* TASK STATEMENT: For the records below, report how many lines include the string "structured", leaving out everything except the number.

*** STORED DATA Section Begins ***

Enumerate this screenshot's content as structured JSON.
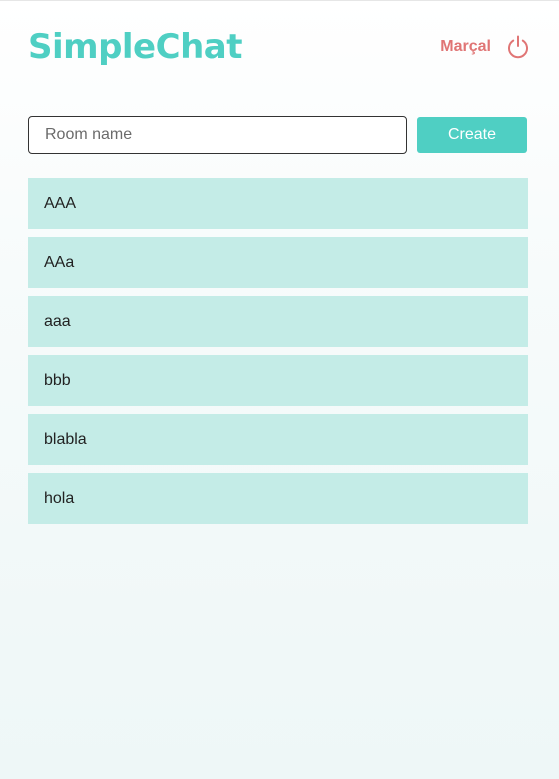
{
  "header": {
    "title": "SimpleChat",
    "username": "Marçal",
    "logout_icon": "power-icon"
  },
  "create": {
    "placeholder": "Room name",
    "value": "",
    "button_label": "Create"
  },
  "rooms": [
    {
      "name": "AAA"
    },
    {
      "name": "AAa"
    },
    {
      "name": "aaa"
    },
    {
      "name": "bbb"
    },
    {
      "name": "blabla"
    },
    {
      "name": "hola"
    }
  ],
  "colors": {
    "accent": "#4fcfc3",
    "room_background": "#c4ece7",
    "username": "#e07575"
  }
}
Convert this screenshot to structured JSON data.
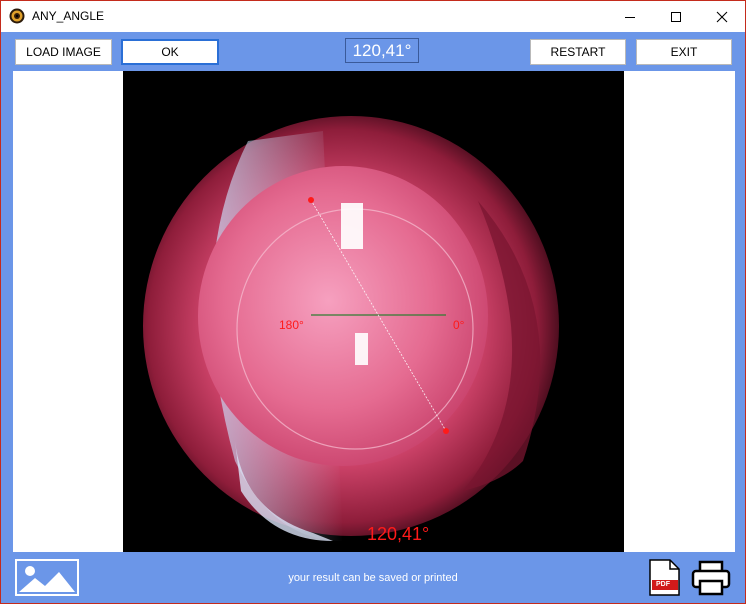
{
  "window": {
    "title": "ANY_ANGLE",
    "controls": [
      "minimize",
      "maximize",
      "close"
    ]
  },
  "toolbar": {
    "load_image_label": "LOAD IMAGE",
    "ok_label": "OK",
    "angle_value": "120,41°",
    "restart_label": "RESTART",
    "exit_label": "EXIT"
  },
  "image": {
    "label_180": "180°",
    "label_0": "0°",
    "result_label": "120,41°"
  },
  "bottom": {
    "status_text": "your result can be saved or printed",
    "pdf_badge": "PDF"
  },
  "colors": {
    "accent": "#6b96e8",
    "marker": "#ff1a1a",
    "reference_line": "#2e7d32"
  }
}
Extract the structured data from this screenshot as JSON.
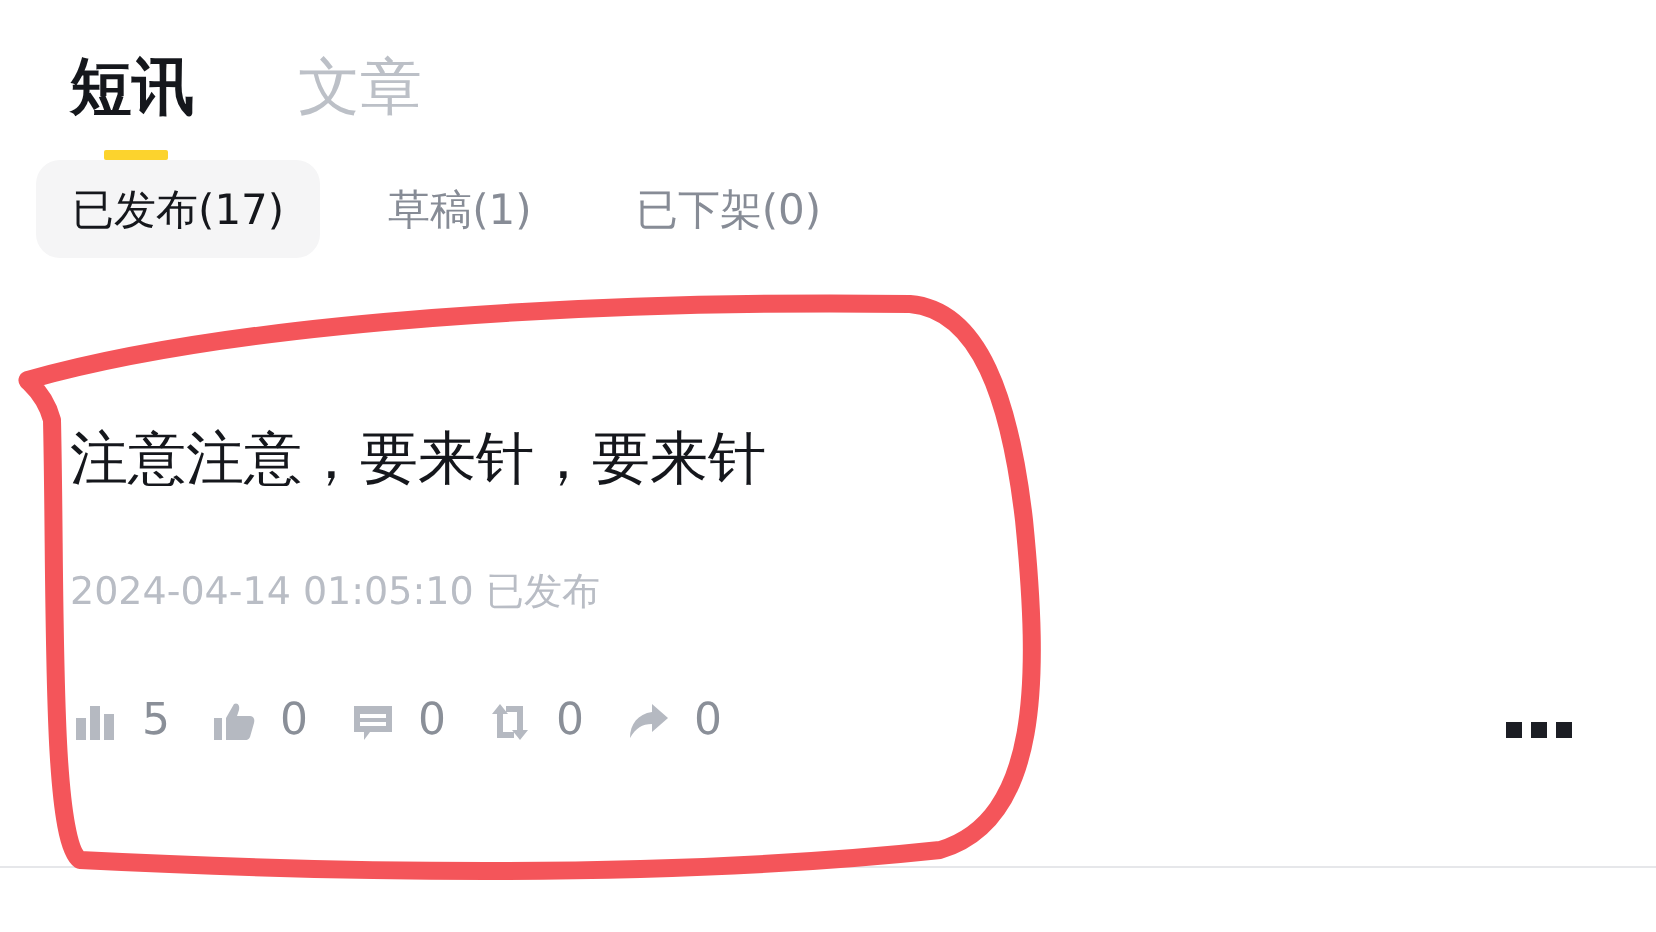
{
  "tabs": [
    {
      "label": "短讯",
      "selected": true
    },
    {
      "label": "文章",
      "selected": false
    }
  ],
  "filters": [
    {
      "label": "已发布(17)",
      "selected": true
    },
    {
      "label": "草稿(1)",
      "selected": false
    },
    {
      "label": "已下架(0)",
      "selected": false
    }
  ],
  "post": {
    "text": "注意注意，要来针，要来针",
    "meta": "2024-04-14 01:05:10 已发布",
    "stats": [
      {
        "kind": "views",
        "count": "5"
      },
      {
        "kind": "likes",
        "count": "0"
      },
      {
        "kind": "comments",
        "count": "0"
      },
      {
        "kind": "reposts",
        "count": "0"
      },
      {
        "kind": "shares",
        "count": "0"
      }
    ]
  }
}
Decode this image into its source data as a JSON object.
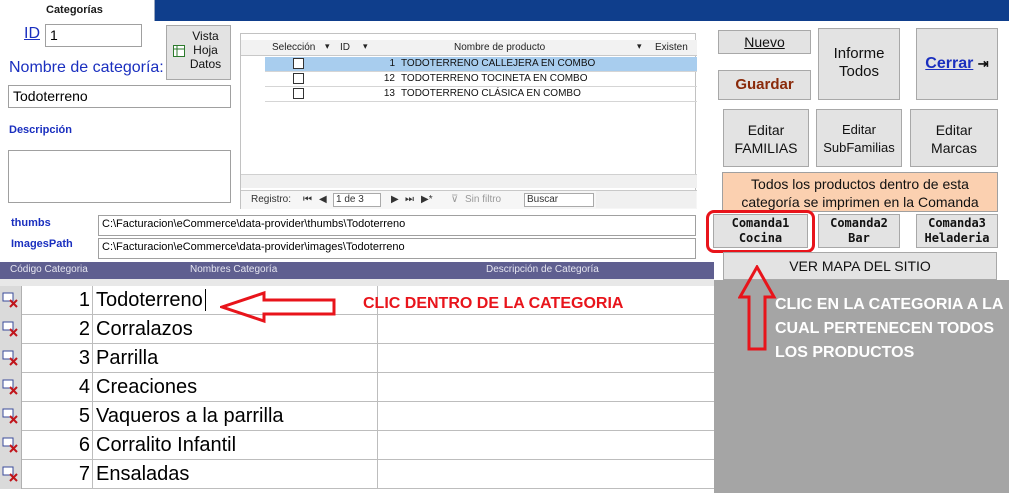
{
  "tab": {
    "label": "Categorías"
  },
  "form": {
    "id_label": "ID",
    "id_value": "1",
    "vista_label": "Vista Hoja Datos",
    "nombre_label": "Nombre de categoría:",
    "nombre_value": "Todoterreno",
    "descripcion_label": "Descripción",
    "descripcion_value": "",
    "thumbs_label": "thumbs",
    "thumbs_value": "C:\\Facturacion\\eCommerce\\data-provider\\thumbs\\Todoterreno",
    "images_label": "ImagesPath",
    "images_value": "C:\\Facturacion\\eCommerce\\data-provider\\images\\Todoterreno"
  },
  "subform": {
    "columns": [
      "Selección",
      "ID",
      "Nombre de producto",
      "Existen"
    ],
    "rows": [
      {
        "id": "1",
        "name": "TODOTERRENO CALLEJERA EN COMBO"
      },
      {
        "id": "12",
        "name": "TODOTERRENO TOCINETA EN COMBO"
      },
      {
        "id": "13",
        "name": "TODOTERRENO CLÁSICA EN COMBO"
      }
    ],
    "nav_label": "Registro:",
    "nav_position": "1 de 3",
    "nav_filter": "Sin filtro",
    "nav_search": "Buscar"
  },
  "buttons": {
    "nuevo": "Nuevo",
    "guardar": "Guardar",
    "informe": "Informe Todos",
    "cerrar": "Cerrar",
    "familias": "Editar FAMILIAS",
    "subfamilias": "Editar SubFamilias",
    "marcas": "Editar Marcas",
    "comanda1": "Comanda1 Cocina",
    "comanda2": "Comanda2 Bar",
    "comanda3": "Comanda3 Heladeria",
    "mapa": "VER MAPA DEL SITIO"
  },
  "info_text": "Todos los productos dentro de esta categoría se imprimen en la Comanda",
  "list": {
    "headers": [
      "Código Categoria",
      "Nombres Categoría",
      "Descripción de Categoría"
    ],
    "rows": [
      {
        "num": "1",
        "name": "Todoterreno"
      },
      {
        "num": "2",
        "name": "Corralazos"
      },
      {
        "num": "3",
        "name": "Parrilla"
      },
      {
        "num": "4",
        "name": "Creaciones"
      },
      {
        "num": "5",
        "name": "Vaqueros a la parrilla"
      },
      {
        "num": "6",
        "name": "Corralito Infantil"
      },
      {
        "num": "7",
        "name": "Ensaladas"
      }
    ]
  },
  "annotations": {
    "left": "CLIC DENTRO DE LA CATEGORIA",
    "right": "CLIC EN LA CATEGORIA A LA CUAL PERTENECEN TODOS LOS PRODUCTOS"
  },
  "colors": {
    "topbar": "#0f3e8c",
    "info_bg": "#fbd0b0",
    "annotation_red": "#e8141b",
    "header_bar": "#5f5f90"
  }
}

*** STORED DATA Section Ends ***

* ANSWER BELOW: 3